§ Assignment: Restating the data word for word is all that is required.

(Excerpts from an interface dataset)
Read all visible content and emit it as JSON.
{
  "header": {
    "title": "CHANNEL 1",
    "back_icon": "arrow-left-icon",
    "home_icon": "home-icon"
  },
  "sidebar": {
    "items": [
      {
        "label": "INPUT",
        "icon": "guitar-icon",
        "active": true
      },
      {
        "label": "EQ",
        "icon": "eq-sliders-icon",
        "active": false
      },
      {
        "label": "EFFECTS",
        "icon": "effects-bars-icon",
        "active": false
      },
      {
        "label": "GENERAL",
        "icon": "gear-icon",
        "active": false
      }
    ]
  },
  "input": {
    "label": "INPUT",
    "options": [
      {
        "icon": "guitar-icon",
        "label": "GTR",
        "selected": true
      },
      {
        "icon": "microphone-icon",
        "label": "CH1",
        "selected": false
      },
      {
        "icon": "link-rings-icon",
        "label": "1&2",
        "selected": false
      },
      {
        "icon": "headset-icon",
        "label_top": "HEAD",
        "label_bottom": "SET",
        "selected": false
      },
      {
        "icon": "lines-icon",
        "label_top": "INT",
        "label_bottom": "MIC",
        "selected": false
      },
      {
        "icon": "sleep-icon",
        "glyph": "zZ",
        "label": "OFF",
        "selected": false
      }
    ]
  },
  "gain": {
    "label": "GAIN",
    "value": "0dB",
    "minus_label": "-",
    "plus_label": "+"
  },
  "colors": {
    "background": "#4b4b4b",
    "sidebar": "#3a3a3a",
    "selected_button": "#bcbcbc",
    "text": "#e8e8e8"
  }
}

§ Exercise output:
Read all visible content and emit it as JSON.
{
  "header": {
    "title": "CHANNEL 1",
    "back_icon": "arrow-left-icon",
    "home_icon": "home-icon"
  },
  "sidebar": {
    "items": [
      {
        "label": "INPUT",
        "icon": "guitar-icon",
        "active": true
      },
      {
        "label": "EQ",
        "icon": "eq-sliders-icon",
        "active": false
      },
      {
        "label": "EFFECTS",
        "icon": "effects-bars-icon",
        "active": false
      },
      {
        "label": "GENERAL",
        "icon": "gear-icon",
        "active": false
      }
    ]
  },
  "input": {
    "label": "INPUT",
    "options": [
      {
        "icon": "guitar-icon",
        "label": "GTR",
        "selected": true
      },
      {
        "icon": "microphone-icon",
        "label": "CH1",
        "selected": false
      },
      {
        "icon": "link-rings-icon",
        "label": "1&2",
        "selected": false
      },
      {
        "icon": "headset-icon",
        "label_top": "HEAD",
        "label_bottom": "SET",
        "selected": false
      },
      {
        "icon": "lines-icon",
        "label_top": "INT",
        "label_bottom": "MIC",
        "selected": false
      },
      {
        "icon": "sleep-icon",
        "glyph": "zZ",
        "label": "OFF",
        "selected": false
      }
    ]
  },
  "gain": {
    "label": "GAIN",
    "value": "0dB",
    "minus_label": "-",
    "plus_label": "+"
  },
  "colors": {
    "background": "#4b4b4b",
    "sidebar": "#3a3a3a",
    "selected_button": "#bcbcbc",
    "text": "#e8e8e8"
  }
}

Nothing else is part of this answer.